When it comes to eating, we all have deep-rooted habits. Some are good (“I always eat my breakfast”) and some are not so good (“I always leave the plate clean”). Although many eating habits we’ve had since childhood, it doesn’t mean it’s too late to change them.

Sudden, radical changes in eating habits, such as not eating more than cabbage soup, can lead to short-term weight loss. But these exaggerated changes are neither healthy nor good and will not help in the long run.

To permanently improve eating habits, a Reflect, Substitute, and Reinforce approach is needed.

  • REFLECT all of your eating habits, both good and bad, as well as the things that trigger you to eat unhealthy.
  • REPLACE your unhealthy eating habits with healthier ones.
  • STRENGTHEN your new eating habits.
  • Reflect, Replace, and Reinforce: A Process to Improve Your Eating Habits

Make a list of your eating habits. Keeping a “food diary” for a few days where you write down everything you eat and the time you eat will help you discover your habits.

For example, you may always want something sweet when your energy drops in the middle of the afternoon.

Use food diaries to make the list. It’s good to write down how you felt when you decided to eat, especially if you weren’t hungry. Were you tired or stressed? Underline the habits on the list that are causing you to eat more than you need to.

The eating habits that can often lead to weight gain are:

  • Eating too fast
  • Eat all that is served from the plate
  • Eating when you’re not hungry
  • Eating standing up (may cause you to eat without thinking about what you eat or very fast)
  • Always eat dessert
  • Skipping meals (or just breakfast)

Review the unhealthy eating habits you have highlighted. Be sure to identify all the factors that trigger those habits. Identify some of the ones you will try to change first. Be sure to congratulate yourself on the things you do well.

Maybe you almost always eat dessert fruit or drink low-fat or fat-free milk. These are good habits! Recognizing your accomplishments will motivate you to make more changes.

Make a list of “triggers” by reviewing your food diary. You’ll be more aware of where and when “triggers” arise to eat without being hungry.

Write down how you usually feel on those occasions. It is often an environmental “trigger” or a particular mood that drives us to eat without hunger.

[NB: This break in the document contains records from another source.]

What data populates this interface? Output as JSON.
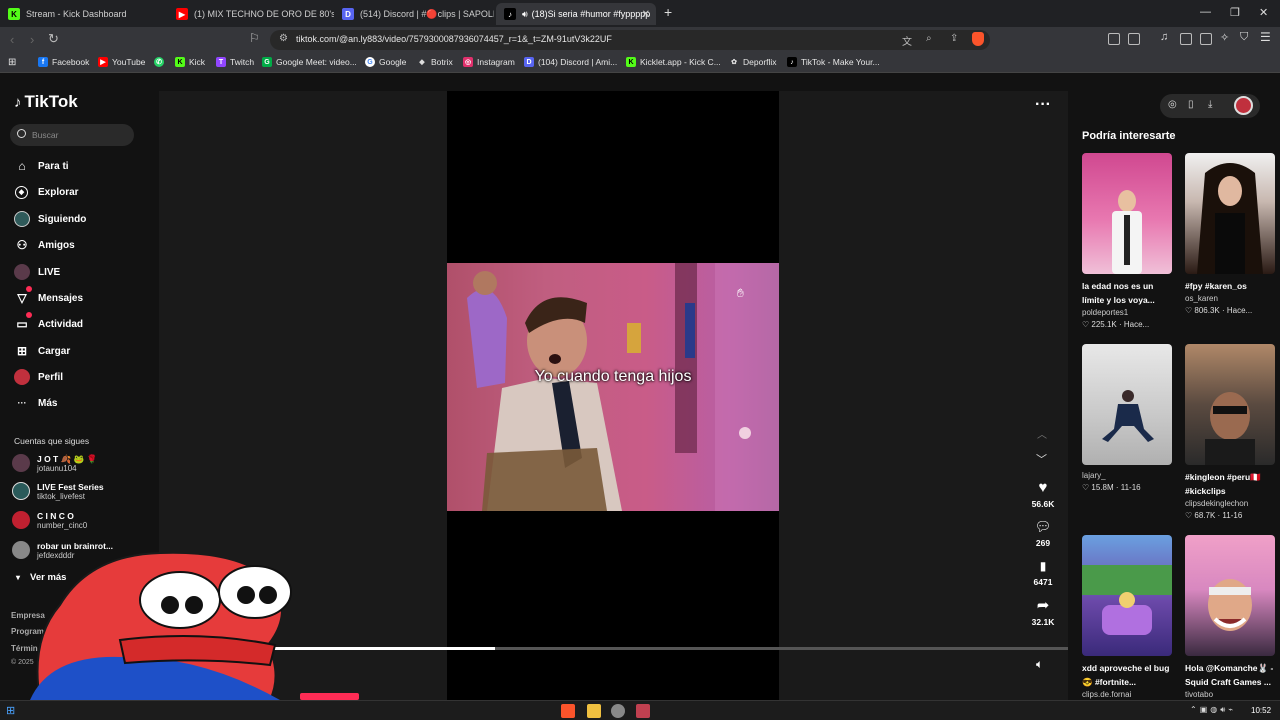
{
  "browser": {
    "tabs": [
      {
        "label": "Stream - Kick Dashboard",
        "color": "#53fc18",
        "glyph": "K"
      },
      {
        "label": "(1) MIX TECHNO DE ORO DE 80's &",
        "color": "#ff0000",
        "glyph": "▶"
      },
      {
        "label": "(514) Discord | #🔴clips | SAPOLIC",
        "color": "#5865f2",
        "glyph": "D"
      },
      {
        "label": "(18)Si seria #humor #fyppppp",
        "color": "#ffffff",
        "glyph": "♪"
      }
    ],
    "url": "tiktok.com/@an.ly883/video/7579300087936074457_r=1&_t=ZM-91utV3k22UF",
    "bookmarks": [
      {
        "label": "Facebook",
        "color": "#1877f2",
        "glyph": "f"
      },
      {
        "label": "YouTube",
        "color": "#ff0000",
        "glyph": "▶"
      },
      {
        "label": "",
        "color": "#25d366",
        "glyph": "✆"
      },
      {
        "label": "Kick",
        "color": "#53fc18",
        "glyph": "K"
      },
      {
        "label": "Twitch",
        "color": "#9146ff",
        "glyph": "T"
      },
      {
        "label": "Google Meet: video...",
        "color": "#00ac47",
        "glyph": "G"
      },
      {
        "label": "Google",
        "color": "#ffffff",
        "glyph": "G"
      },
      {
        "label": "Botrix",
        "color": "#dddddd",
        "glyph": "◆"
      },
      {
        "label": "Instagram",
        "color": "#e1306c",
        "glyph": "◎"
      },
      {
        "label": "(104) Discord | Ami...",
        "color": "#5865f2",
        "glyph": "D"
      },
      {
        "label": "Kicklet.app - Kick C...",
        "color": "#53fc18",
        "glyph": "K"
      },
      {
        "label": "Deporflix",
        "color": "#dddddd",
        "glyph": "✿"
      },
      {
        "label": "TikTok - Make Your...",
        "color": "#ffffff",
        "glyph": "♪"
      }
    ]
  },
  "sidebar": {
    "logo": "TikTok",
    "search_placeholder": "Buscar",
    "nav": [
      {
        "label": "Para ti",
        "icon": "home-icon",
        "glyph": "⌂"
      },
      {
        "label": "Explorar",
        "icon": "compass-icon",
        "glyph": "◎"
      },
      {
        "label": "Siguiendo",
        "icon": "following-avatar",
        "glyph": "◉"
      },
      {
        "label": "Amigos",
        "icon": "friends-icon",
        "glyph": "⚇"
      },
      {
        "label": "LIVE",
        "icon": "live-avatar",
        "glyph": "●"
      },
      {
        "label": "Mensajes",
        "icon": "messages-icon",
        "glyph": "▽"
      },
      {
        "label": "Actividad",
        "icon": "activity-icon",
        "glyph": "▭"
      },
      {
        "label": "Cargar",
        "icon": "upload-icon",
        "glyph": "⊞"
      },
      {
        "label": "Perfil",
        "icon": "profile-avatar",
        "glyph": "●"
      },
      {
        "label": "Más",
        "icon": "more-icon",
        "glyph": "···"
      }
    ],
    "following_title": "Cuentas que sigues",
    "following": [
      {
        "name": "J O T 🍂 🐸 🌹",
        "user": "jotaunu104",
        "color": "#5a3a4a"
      },
      {
        "name": "LIVE Fest Series",
        "user": "tiktok_livefest",
        "color": "#2a5a5a"
      },
      {
        "name": "C I N C O",
        "user": "number_cinc0",
        "color": "#c02030"
      },
      {
        "name": "robar un brainrot...",
        "user": "jefdexdddr",
        "color": "#888888"
      }
    ],
    "see_more": "Ver más",
    "footer": [
      "Empresa",
      "Program",
      "Términ",
      "© 2025"
    ]
  },
  "video": {
    "caption": "Yo cuando tenga hijos",
    "progress": 0.37,
    "actions": [
      {
        "icon": "heart-icon",
        "glyph": "♥",
        "count": "56.6K"
      },
      {
        "icon": "comment-icon",
        "glyph": "●",
        "count": "269"
      },
      {
        "icon": "bookmark-icon",
        "glyph": "▮",
        "count": "6471"
      },
      {
        "icon": "share-icon",
        "glyph": "➦",
        "count": "32.1K"
      }
    ]
  },
  "recommendations": {
    "title": "Podría interesarte",
    "cards": [
      {
        "title": "la edad nos es un límite y los voya...",
        "user": "poldeportes1",
        "stats": "♡ 225.1K · Hace...",
        "bg": "linear-gradient(180deg,#d04890,#e878b0 55%,#f0c0d8)"
      },
      {
        "title": "#fpy #karen_os",
        "user": "os_karen",
        "stats": "♡ 806.3K · Hace...",
        "bg": "linear-gradient(180deg,#f0f0f0,#c8b8b0 40%,#2a1a14 100%)"
      },
      {
        "title": "",
        "user": "lajary_",
        "stats": "♡ 15.8M · 11-16",
        "bg": "linear-gradient(180deg,#e8e8e8,#c8c8c8 60%,#b0b0b0)"
      },
      {
        "title": "#kingleon #peru🇵🇪 #kickclips",
        "user": "clipsdekinglechon",
        "stats": "♡ 68.7K · 11-16",
        "bg": "linear-gradient(180deg,#b08868,#5a4a40 50%,#2a2a2a)"
      },
      {
        "title": "xdd aproveche el bug😎 #fortnite...",
        "user": "clips.de.fornai",
        "stats": "",
        "bg": "linear-gradient(180deg,#6aa0e0,#6a48a8 55%,#3a2a7a)"
      },
      {
        "title": "Hola @Komanche🐰 - Squid Craft Games ...",
        "user": "tivotabo",
        "stats": "",
        "bg": "linear-gradient(180deg,#f0a0c8,#d888c0 45%,#3a2a40)"
      }
    ]
  }
}
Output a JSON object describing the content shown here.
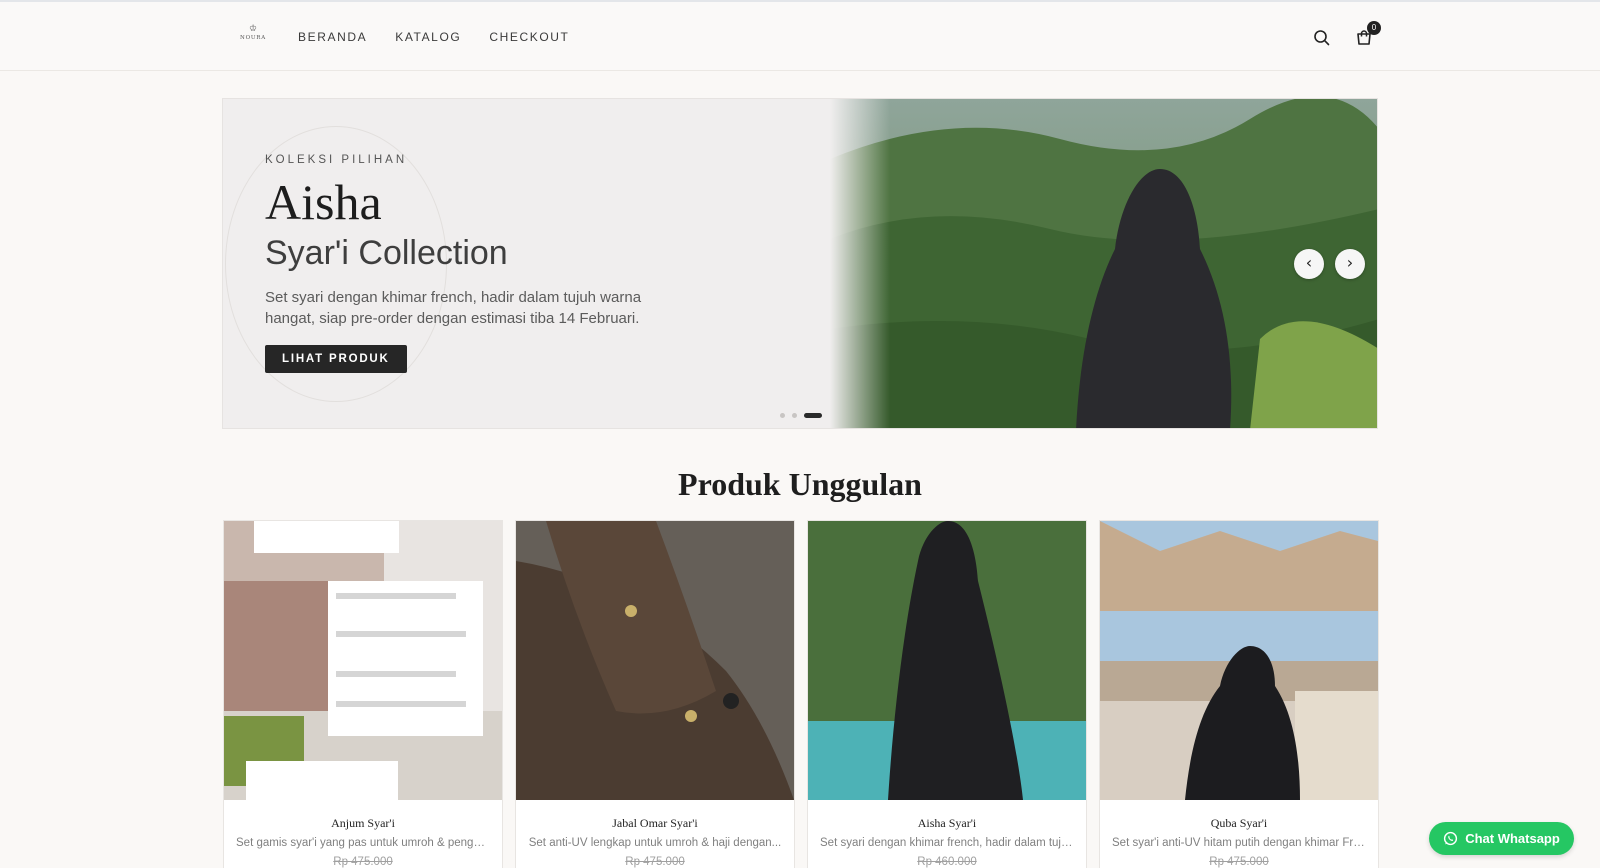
{
  "header": {
    "logo": {
      "mark": "♔",
      "word": "NOURA"
    },
    "nav": [
      "BERANDA",
      "KATALOG",
      "CHECKOUT"
    ],
    "cart_count": "0",
    "icons": {
      "search": "search-icon",
      "cart": "shopping-bag-icon"
    }
  },
  "hero": {
    "eyebrow": "KOLEKSI PILIHAN",
    "title": "Aisha",
    "subtitle": "Syar'i Collection",
    "description": "Set syari dengan khimar french, hadir dalam tujuh warna hangat, siap pre-order dengan estimasi tiba 14 Februari.",
    "button": "LIHAT PRODUK",
    "prev_arrow": "‹",
    "next_arrow": "›",
    "slides": 3,
    "active_slide": 3
  },
  "section": {
    "title": "Produk Unggulan"
  },
  "products": [
    {
      "name": "Anjum Syar'i",
      "desc": "Set gamis syar'i yang pas untuk umroh & pengajian,...",
      "price": "Rp 475.000"
    },
    {
      "name": "Jabal Omar Syar'i",
      "desc": "Set anti-UV lengkap untuk umroh & haji dengan...",
      "price": "Rp 475.000"
    },
    {
      "name": "Aisha Syar'i",
      "desc": "Set syari dengan khimar french, hadir dalam tujuh...",
      "price": "Rp 460.000"
    },
    {
      "name": "Quba Syar'i",
      "desc": "Set syar'i anti-UV hitam putih dengan khimar French...",
      "price": "Rp 475.000"
    }
  ],
  "chat": {
    "label": "Chat Whatsapp",
    "icon": "whatsapp-icon"
  },
  "colors": {
    "accent": "#262626",
    "whatsapp": "#25c763",
    "background": "#faf8f6"
  }
}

Common triggers that encourage you to eat when you’re not hungry:

  • Open a drawer and find your favorite snack.
  • Sit at home and watch TV.
  • Before or after a meeting or a stressful situation at work.
  • Coming home from work and having no idea what you are going to eat.
  • Have someone offer you a dish he made “just for you!
  • Pass in front of a sweet dish at a counter.
  • Sit in the dining room at work near the candy or snack vending machine.
  • See a plate of donuts in the morning during a business meeting.
  • Spend every morning at the window of your favorite fast food restaurant.
  • Feeling bored or tired and thinking that eating something will raise your spirits.

Circle the “triggers” on the list you face daily or every week. Gathering with your family on Thanksgiving can be a “trigger” for overeating. You may want to have a plan in place to counteract these factors. But for now, focus on the ones you have most often.